Is there any advice out there about not posting angry? Well, today the actual numbers pertinent to the solar PV projects at Nyngan and Broken Hill were brought to my attention, and I asked myself, on behalf of Australia, “What in heck do we think we’re doing?”


What 102MW of outback solar might look like.

The pair of farms will boast 155 MW of installed capacity, and with a price tag of $450,000,000 this equates to just over $2.9 million per nameplate MW. I suppose this is 375 hectares of sunlit Australia that will at least be harvesting electricity for us.

Olkiluoto unit 3 receives a lot of criticism for being billions over budget and years late. A 1600 MW EPR, at the recent estimate of US$11.1 billion it will eventually cost $6.94 million per MW.

But these are fundamentally different forms of generation. AGL work with a capacity factor of 0.265 when they announce their solar farms will supply 360 GWh/year of electrcity. The entirely reasonable capacity factor of 0.9 for modern nuclear plants will see Olkiluoto 3 contribute 12.6 TWh/year to the Finnish grid.

With that in mind, consider the expected lifetime of PV panels. In 25 to 30 years perhaps all 2 million panels will be replaced by cheaper equivalents, or by something new and more efficient. An EPR is, of course, rated for 60 years of operation, with negligible fuel costs. The million versus billion dollar pricetags aren’t stacking the way you’d expect them to any more.

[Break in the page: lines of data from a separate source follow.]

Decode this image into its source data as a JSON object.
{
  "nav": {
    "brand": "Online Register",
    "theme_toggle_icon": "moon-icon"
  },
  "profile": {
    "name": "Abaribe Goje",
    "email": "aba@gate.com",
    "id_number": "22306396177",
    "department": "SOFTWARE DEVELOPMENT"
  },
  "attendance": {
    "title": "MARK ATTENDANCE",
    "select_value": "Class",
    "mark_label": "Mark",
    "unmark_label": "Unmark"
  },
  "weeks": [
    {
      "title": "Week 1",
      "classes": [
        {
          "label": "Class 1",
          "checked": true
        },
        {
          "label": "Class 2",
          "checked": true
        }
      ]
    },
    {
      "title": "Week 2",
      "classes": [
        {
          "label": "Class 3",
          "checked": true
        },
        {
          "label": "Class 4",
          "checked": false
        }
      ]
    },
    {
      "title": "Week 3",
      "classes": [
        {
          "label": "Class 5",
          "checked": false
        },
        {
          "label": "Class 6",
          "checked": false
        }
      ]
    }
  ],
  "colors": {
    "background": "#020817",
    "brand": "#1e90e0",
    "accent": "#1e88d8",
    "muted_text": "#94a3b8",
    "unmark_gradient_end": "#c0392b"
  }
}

And if we actually want to limit the lifecycle greenhouse gas emissions of our low carbon electricity?


Sanmen, China, not long ago.

The pair of Generation III+ Westinghouse AP1000 reactors in Sanmen are approaching their scheduled completion. With a combined capacity of 2234 MW for US$5.88 billion, or US$2.63 million per MW, and a reasonable capacity factor of at least 0.9, China gets an extra 17.6 TWh/year.*

I’m not saying we should halt the expansion of outback solar. Some of these cost estimates may even change with time, and it reamins to be seen how these Chinese costs transfer out of their domestic market. But it is painfully clear that every year Australia excludes modern nuclear terawatt hours, with their reliability and (at worst) competitive or (more representative) starkly superior capacity, we are fiddling during the proverbial conflagration. After all, are coal plants going to close once those PV farms start chipping in their daily contribution?


*Yes. That is almost 50 times as much power, for less $ per MW.